While large-scale transformational projects need extensive training to build a corpus of knowledge for the cognition process to be effective—usually requiring several months—the majority of off-the-shelf cognitive applications can be trained in a few weeks with the help of domain experts who understand the use case and can help build the knowledge-base to run the application. On the other end of the spectrum, many cognitive APIs are virtually plug and play, either pre-trained or requiring minimal training so they can ingest documents and information quickly and be ready for the cognitive task at hand in just minutes.
“Just getting access to this information is hard. We’re taking into account mountains and mountains of data across all these different platforms. Being able to build audiences while grabbing and holding competitor audiences, that’s where the cognitive piece comes into play.
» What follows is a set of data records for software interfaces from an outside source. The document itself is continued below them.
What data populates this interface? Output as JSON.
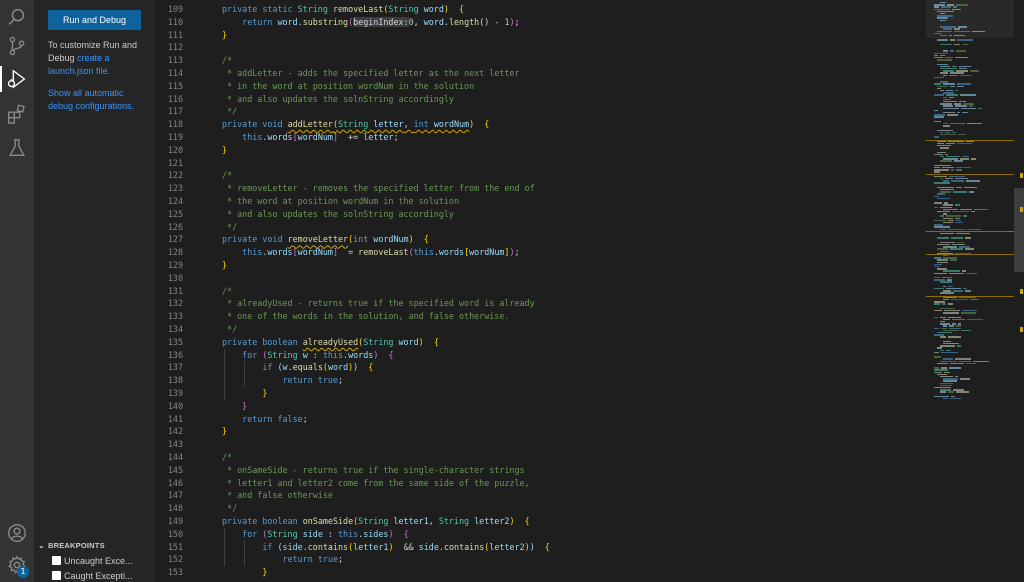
{
  "activity_bar": {
    "items": [
      {
        "icon": "search-icon"
      },
      {
        "icon": "source-control-icon"
      },
      {
        "icon": "run-debug-icon",
        "active": true
      },
      {
        "icon": "extensions-icon"
      },
      {
        "icon": "testing-icon"
      }
    ],
    "bottom": [
      {
        "icon": "account-icon"
      },
      {
        "icon": "settings-gear-icon",
        "badge": "1"
      }
    ]
  },
  "sidebar": {
    "run_button": "Run and Debug",
    "customize_text": "To customize Run and Debug ",
    "customize_link": "create a launch.json file.",
    "show_all_link": "Show all automatic debug configurations.",
    "breakpoints": {
      "title": "BREAKPOINTS",
      "items": [
        {
          "label": "Uncaught Exce..."
        },
        {
          "label": "Caught Excepti..."
        }
      ]
    }
  },
  "editor": {
    "line_numbers": [
      "109",
      "110",
      "111",
      "112",
      "113",
      "114",
      "115",
      "116",
      "117",
      "118",
      "119",
      "120",
      "121",
      "122",
      "123",
      "124",
      "125",
      "126",
      "127",
      "128",
      "129",
      "130",
      "131",
      "132",
      "133",
      "134",
      "135",
      "136",
      "137",
      "138",
      "139",
      "140",
      "141",
      "142",
      "143",
      "144",
      "145",
      "146",
      "147",
      "148",
      "149",
      "150",
      "151",
      "152",
      "153"
    ],
    "lines": [
      [
        [
          "kw",
          "private "
        ],
        [
          "kw",
          "static "
        ],
        [
          "ty",
          "String "
        ],
        [
          "fn",
          "removeLast"
        ],
        [
          "br",
          "("
        ],
        [
          "ty",
          "String "
        ],
        [
          "vr",
          "word"
        ],
        [
          "br",
          ")"
        ],
        [
          "",
          "  "
        ],
        [
          "br",
          "{"
        ]
      ],
      [
        [
          "",
          "    "
        ],
        [
          "kw",
          "return "
        ],
        [
          "vr",
          "word"
        ],
        [
          "",
          "."
        ],
        [
          "fn",
          "substring"
        ],
        [
          "bp",
          "("
        ],
        [
          "hl",
          "beginIndex:"
        ],
        [
          "nm",
          "0"
        ],
        [
          "",
          ", "
        ],
        [
          "vr",
          "word"
        ],
        [
          "",
          "."
        ],
        [
          "fn",
          "length"
        ],
        [
          "",
          "() - "
        ],
        [
          "nm",
          "1"
        ],
        [
          "bp",
          ")"
        ],
        [
          "",
          ";"
        ]
      ],
      [
        [
          "br",
          "}"
        ]
      ],
      [
        [
          "",
          ""
        ]
      ],
      [
        [
          "cm",
          "/*"
        ]
      ],
      [
        [
          "cm",
          " * addLetter - adds the specified letter as the next letter"
        ]
      ],
      [
        [
          "cm",
          " * in the word at position wordNum in the solution"
        ]
      ],
      [
        [
          "cm",
          " * and also updates the solnString accordingly"
        ]
      ],
      [
        [
          "cm",
          " */"
        ]
      ],
      [
        [
          "kw",
          "private "
        ],
        [
          "kw",
          "void "
        ],
        [
          "fn sq",
          "addLetter"
        ],
        [
          "br sq",
          "("
        ],
        [
          "ty sq",
          "String "
        ],
        [
          "vr sq",
          "letter"
        ],
        [
          "sq",
          ", "
        ],
        [
          "kw sq",
          "int "
        ],
        [
          "vr sq",
          "wordNum"
        ],
        [
          "br",
          ")"
        ],
        [
          "",
          "  "
        ],
        [
          "br",
          "{"
        ]
      ],
      [
        [
          "",
          "    "
        ],
        [
          "kw",
          "this"
        ],
        [
          "",
          "."
        ],
        [
          "vr",
          "words"
        ],
        [
          "bp",
          "["
        ],
        [
          "vr",
          "wordNum"
        ],
        [
          "bp",
          "]"
        ],
        [
          "",
          "  += "
        ],
        [
          "vr",
          "letter"
        ],
        [
          "",
          ";"
        ]
      ],
      [
        [
          "br",
          "}"
        ]
      ],
      [
        [
          "",
          ""
        ]
      ],
      [
        [
          "cm",
          "/*"
        ]
      ],
      [
        [
          "cm",
          " * removeLetter - removes the specified letter from the end of"
        ]
      ],
      [
        [
          "cm",
          " * the word at position wordNum in the solution"
        ]
      ],
      [
        [
          "cm",
          " * and also updates the solnString accordingly"
        ]
      ],
      [
        [
          "cm",
          " */"
        ]
      ],
      [
        [
          "kw",
          "private "
        ],
        [
          "kw",
          "void "
        ],
        [
          "fn sq",
          "removeLetter"
        ],
        [
          "br",
          "("
        ],
        [
          "kw",
          "int "
        ],
        [
          "vr",
          "wordNum"
        ],
        [
          "br",
          ")"
        ],
        [
          "",
          "  "
        ],
        [
          "br",
          "{"
        ]
      ],
      [
        [
          "",
          "    "
        ],
        [
          "kw",
          "this"
        ],
        [
          "",
          "."
        ],
        [
          "vr",
          "words"
        ],
        [
          "bp",
          "["
        ],
        [
          "vr",
          "wordNum"
        ],
        [
          "bp",
          "]"
        ],
        [
          "",
          "  = "
        ],
        [
          "fn",
          "removeLast"
        ],
        [
          "bp",
          "("
        ],
        [
          "kw",
          "this"
        ],
        [
          "",
          "."
        ],
        [
          "vr",
          "words"
        ],
        [
          "br",
          "["
        ],
        [
          "vr",
          "wordNum"
        ],
        [
          "br",
          "]"
        ],
        [
          "bp",
          ")"
        ],
        [
          "",
          ";"
        ]
      ],
      [
        [
          "br",
          "}"
        ]
      ],
      [
        [
          "",
          ""
        ]
      ],
      [
        [
          "cm",
          "/*"
        ]
      ],
      [
        [
          "cm",
          " * alreadyUsed - returns true if the specified word is already"
        ]
      ],
      [
        [
          "cm",
          " * one of the words in the solution, and false otherwise."
        ]
      ],
      [
        [
          "cm",
          " */"
        ]
      ],
      [
        [
          "kw",
          "private "
        ],
        [
          "kw",
          "boolean "
        ],
        [
          "fn sq",
          "alreadyUsed"
        ],
        [
          "br",
          "("
        ],
        [
          "ty",
          "String "
        ],
        [
          "vr",
          "word"
        ],
        [
          "br",
          ")"
        ],
        [
          "",
          "  "
        ],
        [
          "br",
          "{"
        ]
      ],
      [
        [
          "",
          "    "
        ],
        [
          "kw",
          "for "
        ],
        [
          "bp",
          "("
        ],
        [
          "ty",
          "String "
        ],
        [
          "vr",
          "w"
        ],
        [
          "",
          " : "
        ],
        [
          "kw",
          "this"
        ],
        [
          "",
          "."
        ],
        [
          "vr",
          "words"
        ],
        [
          "bp",
          ")"
        ],
        [
          "",
          "  "
        ],
        [
          "bp",
          "{"
        ]
      ],
      [
        [
          "",
          "        "
        ],
        [
          "kw",
          "if "
        ],
        [
          "vr",
          "("
        ],
        [
          "vr",
          "w"
        ],
        [
          "",
          "."
        ],
        [
          "fn",
          "equals"
        ],
        [
          "br",
          "("
        ],
        [
          "vr",
          "word"
        ],
        [
          "br",
          ")"
        ],
        [
          "vr",
          ")"
        ],
        [
          "",
          "  "
        ],
        [
          "br",
          "{"
        ]
      ],
      [
        [
          "",
          "            "
        ],
        [
          "kw",
          "return "
        ],
        [
          "kw",
          "true"
        ],
        [
          "",
          ";"
        ]
      ],
      [
        [
          "",
          "        "
        ],
        [
          "br",
          "}"
        ]
      ],
      [
        [
          "",
          "    "
        ],
        [
          "bp",
          "}"
        ]
      ],
      [
        [
          "",
          "    "
        ],
        [
          "kw",
          "return "
        ],
        [
          "kw",
          "false"
        ],
        [
          "",
          ";"
        ]
      ],
      [
        [
          "br",
          "}"
        ]
      ],
      [
        [
          "",
          ""
        ]
      ],
      [
        [
          "cm",
          "/*"
        ]
      ],
      [
        [
          "cm",
          " * onSameSide - returns true if the single-character strings"
        ]
      ],
      [
        [
          "cm",
          " * letter1 and letter2 come from the same side of the puzzle,"
        ]
      ],
      [
        [
          "cm",
          " * and false otherwise"
        ]
      ],
      [
        [
          "cm",
          " */"
        ]
      ],
      [
        [
          "kw",
          "private "
        ],
        [
          "kw",
          "boolean "
        ],
        [
          "fn",
          "onSameSide"
        ],
        [
          "br",
          "("
        ],
        [
          "ty",
          "String "
        ],
        [
          "vr",
          "letter1"
        ],
        [
          "",
          ", "
        ],
        [
          "ty",
          "String "
        ],
        [
          "vr",
          "letter2"
        ],
        [
          "br",
          ")"
        ],
        [
          "",
          "  "
        ],
        [
          "br",
          "{"
        ]
      ],
      [
        [
          "",
          "    "
        ],
        [
          "kw",
          "for "
        ],
        [
          "bp",
          "("
        ],
        [
          "ty",
          "String "
        ],
        [
          "vr",
          "side"
        ],
        [
          "",
          " : "
        ],
        [
          "kw",
          "this"
        ],
        [
          "",
          "."
        ],
        [
          "vr",
          "sides"
        ],
        [
          "bp",
          ")"
        ],
        [
          "",
          "  "
        ],
        [
          "bp",
          "{"
        ]
      ],
      [
        [
          "",
          "        "
        ],
        [
          "kw",
          "if "
        ],
        [
          "vr",
          "("
        ],
        [
          "vr",
          "side"
        ],
        [
          "",
          "."
        ],
        [
          "fn",
          "contains"
        ],
        [
          "br",
          "("
        ],
        [
          "vr",
          "letter1"
        ],
        [
          "br",
          ")"
        ],
        [
          "",
          "  && "
        ],
        [
          "vr",
          "side"
        ],
        [
          "",
          "."
        ],
        [
          "fn",
          "contains"
        ],
        [
          "br",
          "("
        ],
        [
          "vr",
          "letter2"
        ],
        [
          "br",
          ")"
        ],
        [
          "vr",
          ")"
        ],
        [
          "",
          "  "
        ],
        [
          "br",
          "{"
        ]
      ],
      [
        [
          "",
          "            "
        ],
        [
          "kw",
          "return "
        ],
        [
          "kw",
          "true"
        ],
        [
          "",
          ";"
        ]
      ],
      [
        [
          "",
          "        "
        ],
        [
          "br",
          "}"
        ]
      ]
    ]
  },
  "colors": {
    "accent": "#0e639c",
    "link": "#3794ff",
    "warning": "#cca700"
  }
}
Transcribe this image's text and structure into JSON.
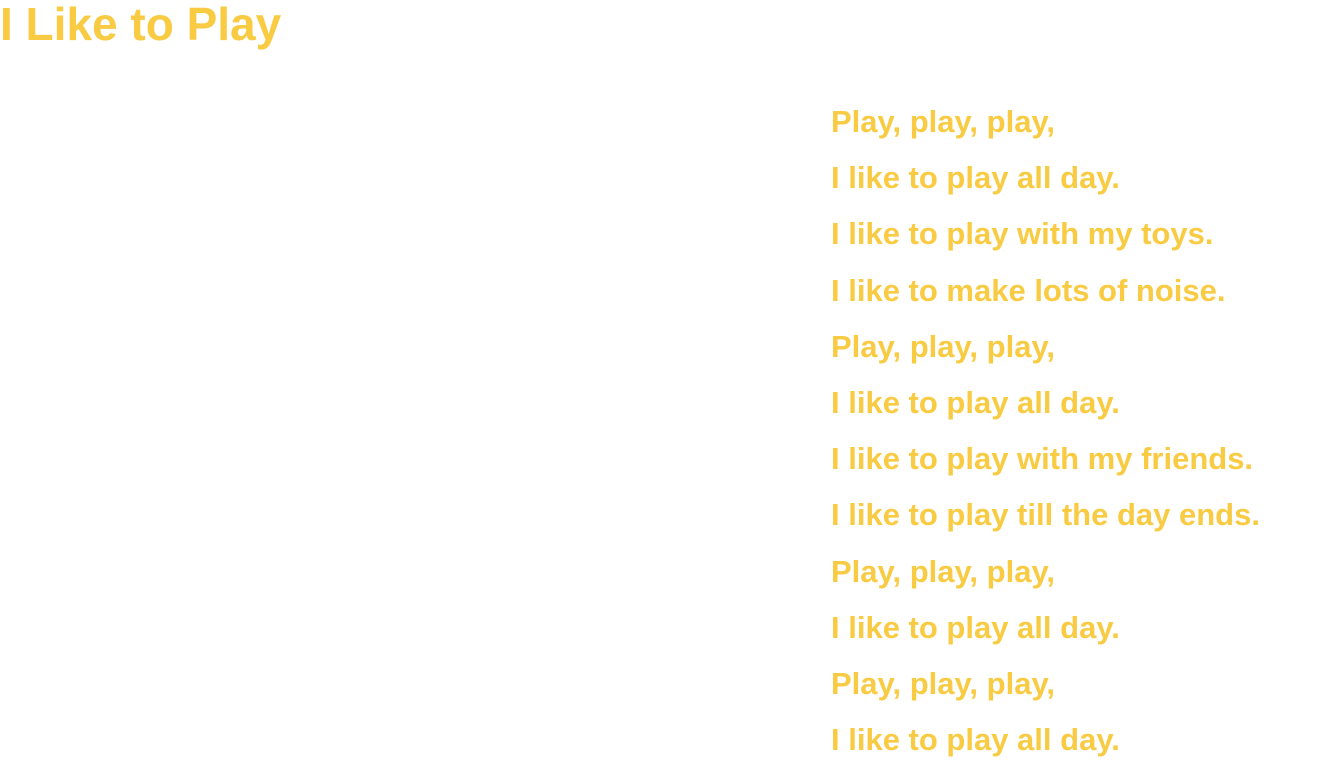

By forecasting where eyeballs are at and where they’re going, we can actually provide nudges to schedulers, ad sales and marketers, to reach those viewers,” said Shegal.
“Just getting access to this information is hard. Being able to build audiences while grabbing and holding competitor audiences, that’s where the cognitive piece comes into play.”
– Shiv Shegal, Lead Architect, RSG Media
Engaging the new network of players
Increasingly there is a blend of roles influencing technology requirements and purchases, and this is clear in cognitive engagements as well. Improving customer acquisition might have typically been the domain of sales and marketing teams but organizations are now approaching both the problem and solution from various vantage points.
These divergent approaches are striking. The CEO of Influential, Ryan Detert, is involved in working with clients as well as evaluating the right cognitive solutions, a job he does with the CTO and input from the data team. At Pon Holdings, however, the centralized model of managing business intelligence means that the BI team frequently engages with the marketing and sales teams to figure out how cognitive and analytics can drive their lead generation goals. And at RSG Media, as the Chief Architect, Shiv Shegal collaborates with a team of technical and business experts to test out new tools and he continually pulls in feedback from client teams.
Working teams have changed, too. More people are now involved, including employees from lines of business, IT, research and a whole crop of data professionals including analysts and scientists. Companies have also gone from traditional interactions with sales representatives to wanting to test-drive cognitive capabilities themselves—an inventive and organic approach to enhancing solutions with a cognitive edge.
What is clear from these companies’ experiences is that cognitive capabilities are no longer a futuristic aspiration. Cognitive is quickly finding a place, not only in marketing and sales organizations, but also at all levels of the business with the promise to find and engage new customers.